*What to work on*: Please copy each line from the entries that contains the string "icon".

*App and web page records*:
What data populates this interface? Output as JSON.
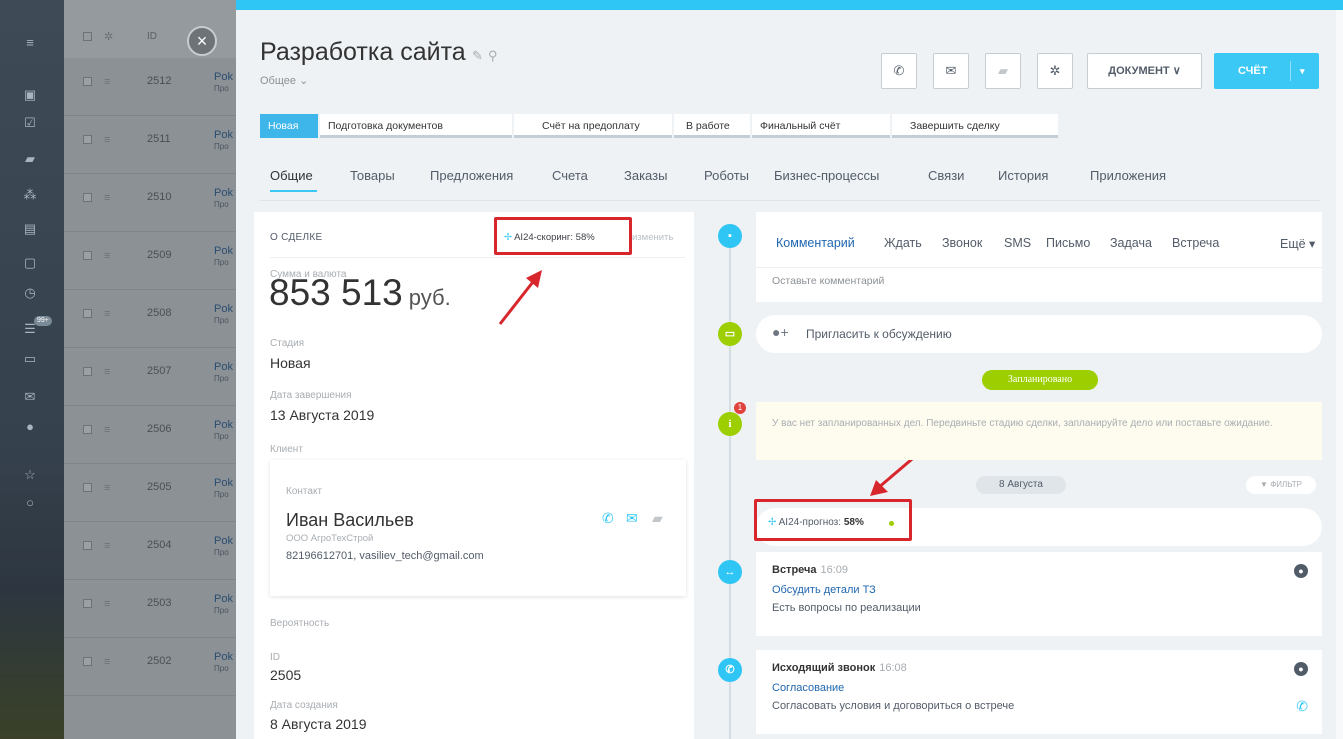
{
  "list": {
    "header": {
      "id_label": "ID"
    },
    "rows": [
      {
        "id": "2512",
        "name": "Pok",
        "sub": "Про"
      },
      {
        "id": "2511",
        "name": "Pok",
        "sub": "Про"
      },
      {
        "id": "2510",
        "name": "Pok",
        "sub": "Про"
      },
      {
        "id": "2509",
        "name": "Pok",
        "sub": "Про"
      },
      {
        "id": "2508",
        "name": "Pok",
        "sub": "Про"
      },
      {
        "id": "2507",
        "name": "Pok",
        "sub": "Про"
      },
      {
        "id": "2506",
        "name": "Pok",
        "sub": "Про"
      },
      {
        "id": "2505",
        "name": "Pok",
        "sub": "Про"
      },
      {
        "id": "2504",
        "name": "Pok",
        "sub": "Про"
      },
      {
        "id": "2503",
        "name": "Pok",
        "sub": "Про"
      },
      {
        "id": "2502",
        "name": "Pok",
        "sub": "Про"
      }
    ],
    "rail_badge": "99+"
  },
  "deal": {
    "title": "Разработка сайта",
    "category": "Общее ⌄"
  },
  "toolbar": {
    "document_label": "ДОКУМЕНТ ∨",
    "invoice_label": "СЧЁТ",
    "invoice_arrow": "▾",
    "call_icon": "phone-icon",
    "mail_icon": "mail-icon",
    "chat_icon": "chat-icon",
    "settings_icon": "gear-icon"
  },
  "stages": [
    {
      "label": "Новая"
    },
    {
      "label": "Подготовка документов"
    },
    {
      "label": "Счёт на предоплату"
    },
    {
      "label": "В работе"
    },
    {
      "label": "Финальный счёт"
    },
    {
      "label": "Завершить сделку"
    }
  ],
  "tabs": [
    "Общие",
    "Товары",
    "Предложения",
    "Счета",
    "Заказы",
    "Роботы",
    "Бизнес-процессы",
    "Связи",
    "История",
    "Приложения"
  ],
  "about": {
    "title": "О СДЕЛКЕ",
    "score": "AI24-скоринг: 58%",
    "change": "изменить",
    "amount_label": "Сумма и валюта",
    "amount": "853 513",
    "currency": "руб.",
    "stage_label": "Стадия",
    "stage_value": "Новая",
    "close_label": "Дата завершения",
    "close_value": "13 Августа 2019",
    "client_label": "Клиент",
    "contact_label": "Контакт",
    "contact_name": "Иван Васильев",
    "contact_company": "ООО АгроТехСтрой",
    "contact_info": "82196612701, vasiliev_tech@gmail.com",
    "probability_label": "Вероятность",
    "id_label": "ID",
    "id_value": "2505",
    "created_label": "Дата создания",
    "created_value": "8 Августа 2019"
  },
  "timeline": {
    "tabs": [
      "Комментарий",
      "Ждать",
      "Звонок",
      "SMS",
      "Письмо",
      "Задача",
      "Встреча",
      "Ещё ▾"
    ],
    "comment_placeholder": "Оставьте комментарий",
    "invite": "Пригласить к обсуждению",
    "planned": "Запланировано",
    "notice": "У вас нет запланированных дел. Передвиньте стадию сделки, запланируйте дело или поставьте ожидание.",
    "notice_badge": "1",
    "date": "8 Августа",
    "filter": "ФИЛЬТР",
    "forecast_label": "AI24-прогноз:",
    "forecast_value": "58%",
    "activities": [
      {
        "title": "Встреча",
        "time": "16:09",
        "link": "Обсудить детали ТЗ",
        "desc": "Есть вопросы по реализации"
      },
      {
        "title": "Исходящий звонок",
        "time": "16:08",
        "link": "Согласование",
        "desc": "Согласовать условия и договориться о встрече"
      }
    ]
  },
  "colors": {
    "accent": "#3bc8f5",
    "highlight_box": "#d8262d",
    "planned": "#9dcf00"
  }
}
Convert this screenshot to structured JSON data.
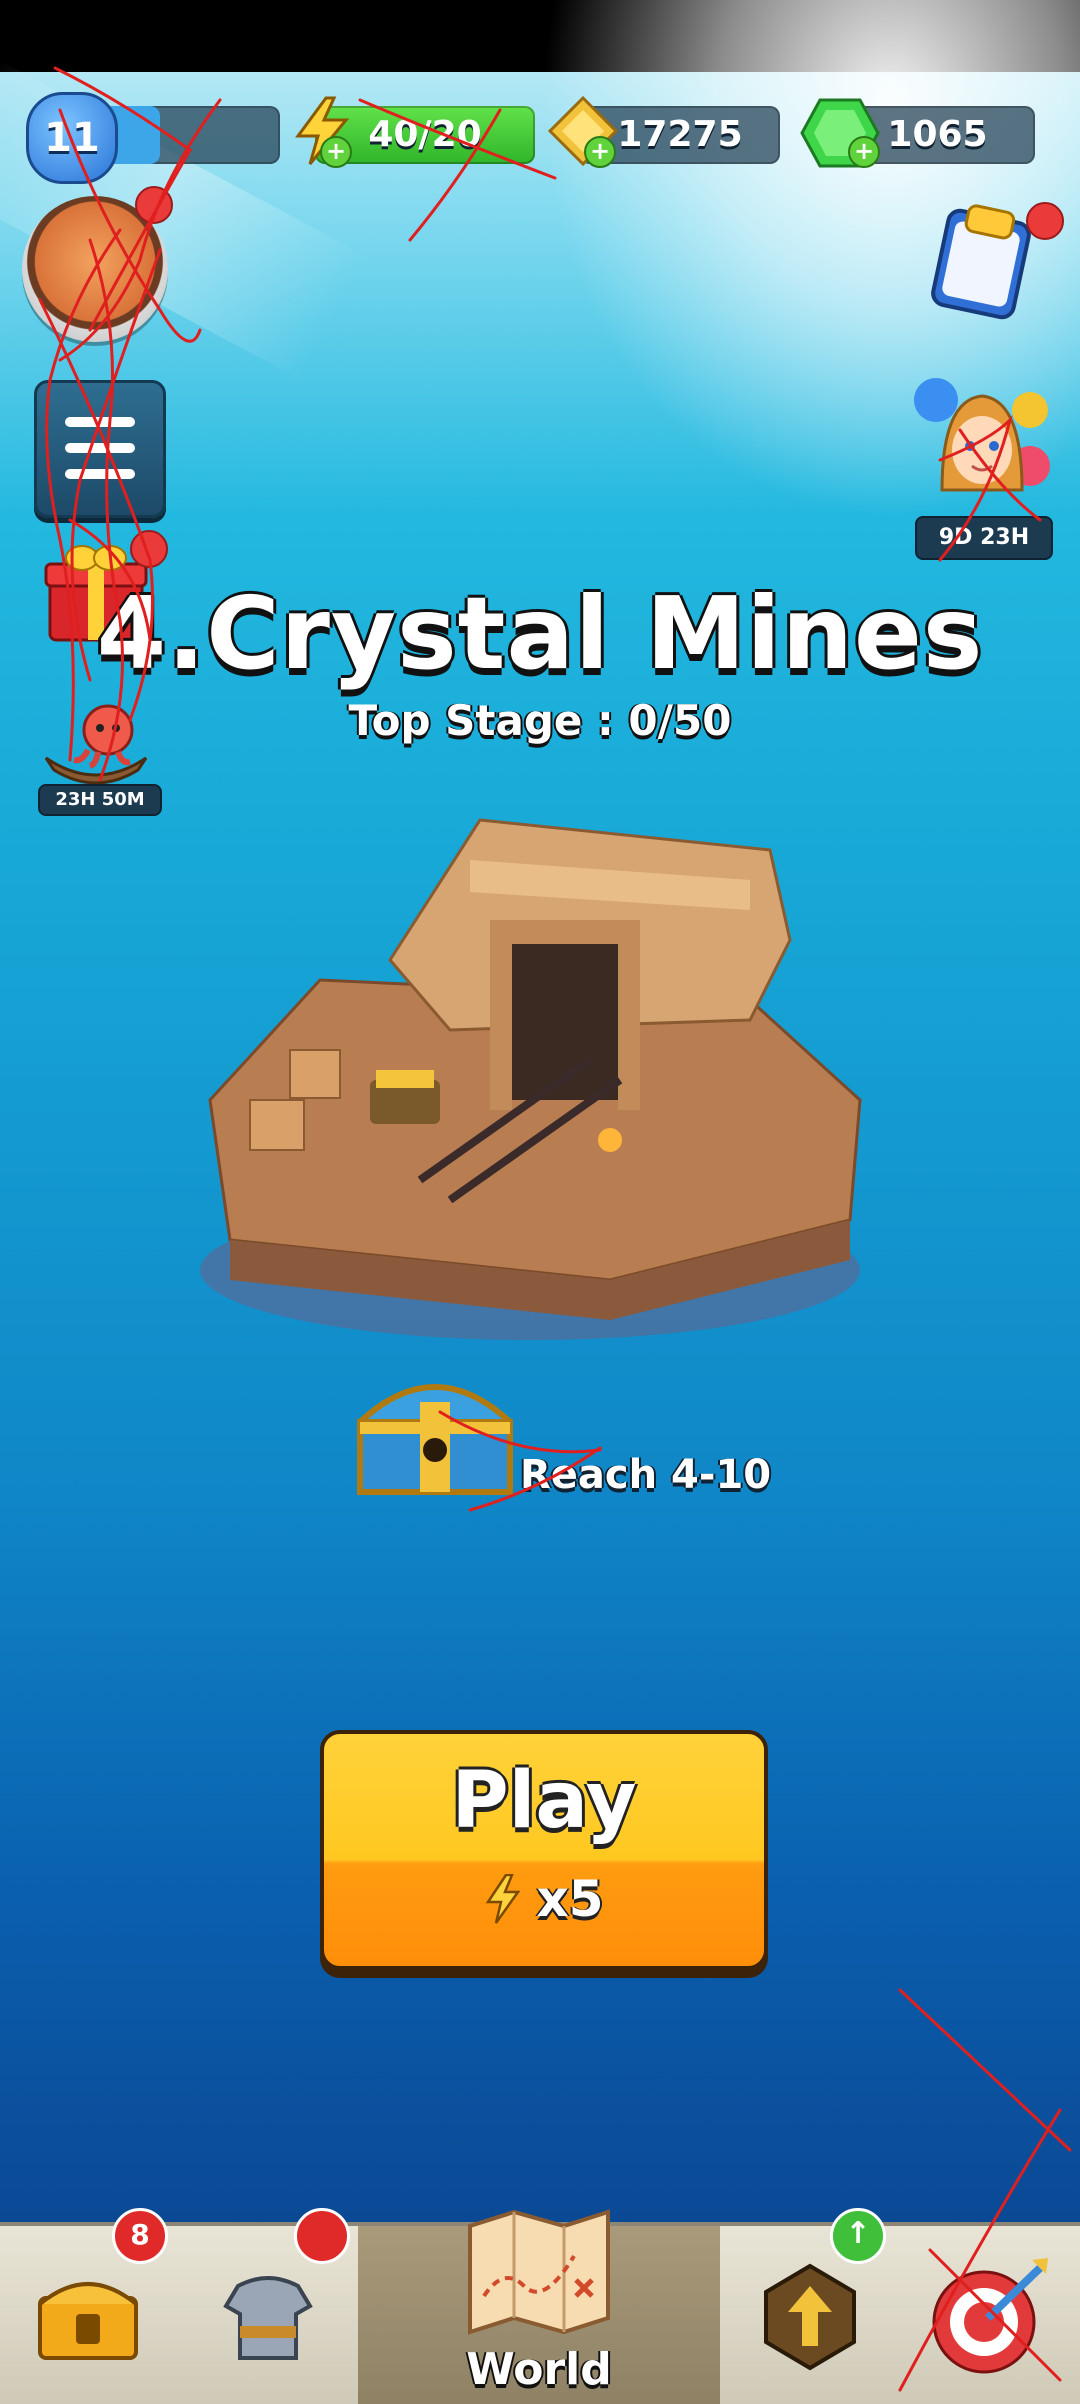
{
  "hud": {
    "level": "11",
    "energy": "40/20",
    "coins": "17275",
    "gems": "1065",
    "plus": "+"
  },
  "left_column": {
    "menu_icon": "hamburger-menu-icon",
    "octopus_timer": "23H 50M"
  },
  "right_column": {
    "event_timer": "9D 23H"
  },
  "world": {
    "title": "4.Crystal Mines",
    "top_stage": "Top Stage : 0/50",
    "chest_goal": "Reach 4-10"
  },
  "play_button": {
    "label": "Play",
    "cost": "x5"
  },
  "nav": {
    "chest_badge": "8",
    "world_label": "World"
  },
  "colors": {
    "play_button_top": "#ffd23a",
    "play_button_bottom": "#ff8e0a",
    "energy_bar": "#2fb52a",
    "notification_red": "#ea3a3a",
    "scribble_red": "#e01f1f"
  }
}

*Solution*:
    "call_icon": "phone-icon",
    "mail_icon": "mail-icon",
    "chat_icon": "chat-icon",
    "settings_icon": "gear-icon"
    "menu_icon": "hamburger-menu-icon",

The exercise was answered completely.